“Along with proper training and hard work, a player is required to evaluate his or her progress and learn from mistakes. Therefore, competing in more tournaments is necessary. You can try out new things, new strategies and then polish is further for the next event. That’s the mantra for success,” says the Maharashtra boxer, who earned a bronze at the 2018 World Youth Championships in Budapest.
Kattimani, who was inspired to take up the sport after seeing his sister, at the age of 11, has been training at Army Sports Institute here in Pune for the last three years and gives credit to the institute for his success.

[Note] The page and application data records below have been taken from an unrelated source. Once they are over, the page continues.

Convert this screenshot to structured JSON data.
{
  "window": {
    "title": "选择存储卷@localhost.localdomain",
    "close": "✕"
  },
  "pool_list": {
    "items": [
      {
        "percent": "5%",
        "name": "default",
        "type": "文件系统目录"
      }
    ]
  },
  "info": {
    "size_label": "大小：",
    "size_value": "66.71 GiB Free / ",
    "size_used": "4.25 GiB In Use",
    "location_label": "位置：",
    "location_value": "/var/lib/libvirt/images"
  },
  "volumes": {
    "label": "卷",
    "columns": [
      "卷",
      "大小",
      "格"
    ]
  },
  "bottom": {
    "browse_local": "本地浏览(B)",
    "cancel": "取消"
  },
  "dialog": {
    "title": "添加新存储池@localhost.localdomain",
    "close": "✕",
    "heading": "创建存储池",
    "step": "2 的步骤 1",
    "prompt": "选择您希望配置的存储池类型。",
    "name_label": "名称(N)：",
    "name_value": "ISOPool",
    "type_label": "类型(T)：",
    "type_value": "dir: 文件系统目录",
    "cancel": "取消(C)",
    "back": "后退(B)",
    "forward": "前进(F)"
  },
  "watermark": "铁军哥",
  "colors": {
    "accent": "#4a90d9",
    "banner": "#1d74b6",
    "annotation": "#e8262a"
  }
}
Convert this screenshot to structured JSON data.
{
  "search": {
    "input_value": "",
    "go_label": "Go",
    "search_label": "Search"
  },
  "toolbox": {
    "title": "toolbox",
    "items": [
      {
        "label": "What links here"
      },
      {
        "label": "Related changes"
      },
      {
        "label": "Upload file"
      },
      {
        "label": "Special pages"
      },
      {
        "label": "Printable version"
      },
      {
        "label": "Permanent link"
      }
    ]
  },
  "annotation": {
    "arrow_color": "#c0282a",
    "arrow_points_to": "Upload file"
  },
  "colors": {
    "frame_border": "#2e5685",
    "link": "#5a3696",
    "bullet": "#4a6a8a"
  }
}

“I was nothing when I entered ASI. But the coaches and support staff worked on me relentlessly. It was all-round development including technique, fitness and mental strength. Whatever I am today is only because of ASI,” adds Kattimani.
After joining ASI in 2016, Bhavesh won a junior national gold medal the very next year. The same year, he appeared in his first international – the Asian Junior Boxing in the Philippines and returned with a 52kg bronze medal. He was also part of the India team at the Invitational Boxing tournament in Germany where he won a gold medal and the best boxer award.
The 18-year-old was considered among the top favourites to qualify for the Youth Olympics last year in Buenos Aires, but missed out the opportunity.
“I was under the impression that winning a medal in the Asian and World Youths will get me through. But, later I learned that I was also required to win a medal in continental competition. Sadly, only one boxer from India participated in the Youth Olympics,” he said.
Failure a step to success
He was 11 when he was first attracted to boxing. “I wasn’t much into the sport, but one day I saw everybody praising my elder sister (Bhavana) for getting selected in the district team. So, to grab attention, I decided to take up boxing and next day I went to our physical teacher in school and told him that I also want to become a boxer.”
“After training for few months, I participated in a local tournament and lost my first-ever bout. I was not able to forget that humiliating defeat and my mind got occupied with just one thing – that I have to train more and become a better boxer. I feel that loss was the turning point as it ignited the hunger for success,” he said.
The effort and determination has paid and Kattimani now seeks more.